Any musician worth their salt will have learned a great deal by getting along to the mystical East at the weekend (well, East Lancashire, any road), for a masterclass in maximum r’n’b and impassioned post-punk.
While The Jam material played by the band’s latest incarnation was more familiar to this packed-out crowd, there was plenty to warm to from specially-chilled guests Nine Below Zero, on a night when a cold wind blew down Albert Road and snow was forecast.
I’d hate to guess the average age out there, but reckon I helped bring it down (says he, in his late 40s). Yet there was enough adulation from young and old alike to suggest there’s no best-before date on great music.
Dennis Greaves’ openers have certainly been around the block a few times, this respected South London quartet soon causing a live stir with a set chock-full of rhythm’n’blues standards, including many of their own making.
There was a proper Dr Feelgood vibe too, a great influence on each band (in fact, Wilko Johnson’s 20 Yards Behind got a welcome airing), and by evening’s end we were left in no doubt as to the enduring attraction of both outfits.
Much of the crowd were outside the main hall at this characterful venue early on – at the bar or in a nearby local – but the whole building throbbed from the outset.
Perhaps we got used to the volume, or the larger numbers soaked up some of that, but by the fourth number there was movement out on the floor as the band gave their own spin on classic blues and soul, alongside their own revered numbers.
From I Can’t Help Myself, Hoochie Coochie Coo, Boom Boom Boom, Can I Get a Witness? and Got My Mojo Working onwards, we were a captive audience.
All were given a Greaves twist too, the frontman’s gruff delivery and esteemed fretwork neatly aided by Mark Feltham’s heart-felt harmonica (the respected session musician featuring on Bruce Foxton’s new album, I believe) and a rigorous engine room stoked by Brian Bethell (bass) and Brendan O’Neill (drums).

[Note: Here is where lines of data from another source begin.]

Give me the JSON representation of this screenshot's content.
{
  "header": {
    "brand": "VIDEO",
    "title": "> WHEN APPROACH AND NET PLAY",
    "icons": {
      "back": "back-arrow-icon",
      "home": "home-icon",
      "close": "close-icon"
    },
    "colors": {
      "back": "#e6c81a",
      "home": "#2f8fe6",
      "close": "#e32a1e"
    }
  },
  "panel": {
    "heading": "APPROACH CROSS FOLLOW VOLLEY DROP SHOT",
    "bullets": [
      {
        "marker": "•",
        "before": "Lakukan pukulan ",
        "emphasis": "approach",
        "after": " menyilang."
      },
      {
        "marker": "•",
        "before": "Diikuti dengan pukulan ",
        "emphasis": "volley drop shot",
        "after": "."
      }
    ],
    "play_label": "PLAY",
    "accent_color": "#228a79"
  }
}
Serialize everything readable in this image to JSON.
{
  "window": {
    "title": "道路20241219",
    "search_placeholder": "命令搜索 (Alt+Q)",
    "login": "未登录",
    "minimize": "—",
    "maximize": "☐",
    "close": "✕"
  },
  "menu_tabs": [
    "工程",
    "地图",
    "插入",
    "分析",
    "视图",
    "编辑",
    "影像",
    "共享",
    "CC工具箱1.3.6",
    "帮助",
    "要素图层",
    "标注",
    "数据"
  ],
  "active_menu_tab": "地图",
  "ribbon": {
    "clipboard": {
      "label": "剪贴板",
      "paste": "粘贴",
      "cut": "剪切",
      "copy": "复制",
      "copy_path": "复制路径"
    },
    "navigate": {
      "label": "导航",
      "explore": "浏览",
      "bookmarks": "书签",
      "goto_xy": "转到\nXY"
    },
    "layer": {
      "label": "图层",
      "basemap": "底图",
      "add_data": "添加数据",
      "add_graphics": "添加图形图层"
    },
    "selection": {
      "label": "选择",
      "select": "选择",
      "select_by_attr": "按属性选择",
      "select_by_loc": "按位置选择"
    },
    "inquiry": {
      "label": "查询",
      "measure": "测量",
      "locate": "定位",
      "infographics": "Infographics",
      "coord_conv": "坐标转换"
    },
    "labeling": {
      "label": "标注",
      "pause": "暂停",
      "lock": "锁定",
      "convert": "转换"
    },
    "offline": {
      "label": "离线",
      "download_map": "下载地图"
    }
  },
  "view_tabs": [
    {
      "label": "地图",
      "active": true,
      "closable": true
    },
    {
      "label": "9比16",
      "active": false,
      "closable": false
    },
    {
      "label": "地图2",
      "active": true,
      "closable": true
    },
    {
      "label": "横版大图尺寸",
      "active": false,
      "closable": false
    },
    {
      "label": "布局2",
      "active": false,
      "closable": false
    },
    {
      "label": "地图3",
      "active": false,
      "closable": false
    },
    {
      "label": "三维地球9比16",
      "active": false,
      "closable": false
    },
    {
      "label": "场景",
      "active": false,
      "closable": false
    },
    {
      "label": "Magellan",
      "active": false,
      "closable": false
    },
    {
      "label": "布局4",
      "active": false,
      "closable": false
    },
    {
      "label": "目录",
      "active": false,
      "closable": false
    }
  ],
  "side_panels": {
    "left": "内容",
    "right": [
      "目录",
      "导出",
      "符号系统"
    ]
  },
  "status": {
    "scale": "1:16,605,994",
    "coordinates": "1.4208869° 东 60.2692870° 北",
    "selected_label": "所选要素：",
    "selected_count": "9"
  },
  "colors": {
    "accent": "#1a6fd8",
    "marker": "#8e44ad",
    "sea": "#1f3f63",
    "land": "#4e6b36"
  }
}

Don’t Point Your Finger at the Guitar Man, Three Times Enough and Treat Her Right kept the groove going, all three featured on the 1981 album that featured on the band’s backdrop cover art – helping give us a ‘then and now’ outlook.
I can’t say I expected Area Code 615’s theme from The Old Grey Whistle Test when I set off, but I was far from disappointed. And we also pondered on Dennis’ delivery of Rockin’ Robin against little Michael Jackson’s version, before Wooly Bully and Eleven by Eleven (the volume level of the amps, maybe) saw them out in style.
The floor was packed by the time Bruce Foxton and Russell Hastings stepped on stage, with assured backing from Paul Weller session player Tom van Heel (keyboards and occasional guitar) and drummer Mike Randon.
The audience were eating out of their hand from the opening bars of A Town Called Malice, and the joint rarely stopped rocking from there.
From Bruce’s take on The Kinks’ David Watts to fellow All Mod Cons rave To Be Someone, there was no doubting this was the real deal, Weller and Rick Buckler’s absence not an issue.
The next section, from Man in the Corner Shop, Pretty Green and But I’m Different Now to The Gift reminded us – as if we really needed reminding – of the depth of those final two albums and young Weller’s songwriting, all respectfully delivered by Russell.
Bruce – restricting himself to just a few trademark leaps these days – was back to the fore again with the ever-poignant Smithers-Jones, before the evergreen Boy About Town, a song that never fails to set up an evening out for this perennial teen.
When You’re Young and Saturday’s Kids fall into that same hallowed territory, while 1982’s Ghosts gave us a chance to reflect, and Pictures and Diamonds proferred an intriguing glimpse of what’s to come with the eagerly-awaited new Bruce Foxton album, Smash the Clock.
But while much of the newer material would deserve a place in this set, Foxton and Hastings never deny the average crowd what they really came for, and as The Public Gets What The Public Wants show title suggested, from there on it was it was all tried and tested, classic Jam.
A sing-along That’s Entertainment and Start followed, then a storming run through the debut LP’s Larry Williams cover Slow Down and modern anthem for disaffected youth The Eton Rifles.
The band finally got their collective breaths back and returned, Down in the Tube Station at Midnight rattling powerfully down the tracks before frenetic debut single In the City and the inevitable Going Underground saw us home, our revision session in great live music complete, and this punter pleased to get back down the M65 without having to use a snow shovel.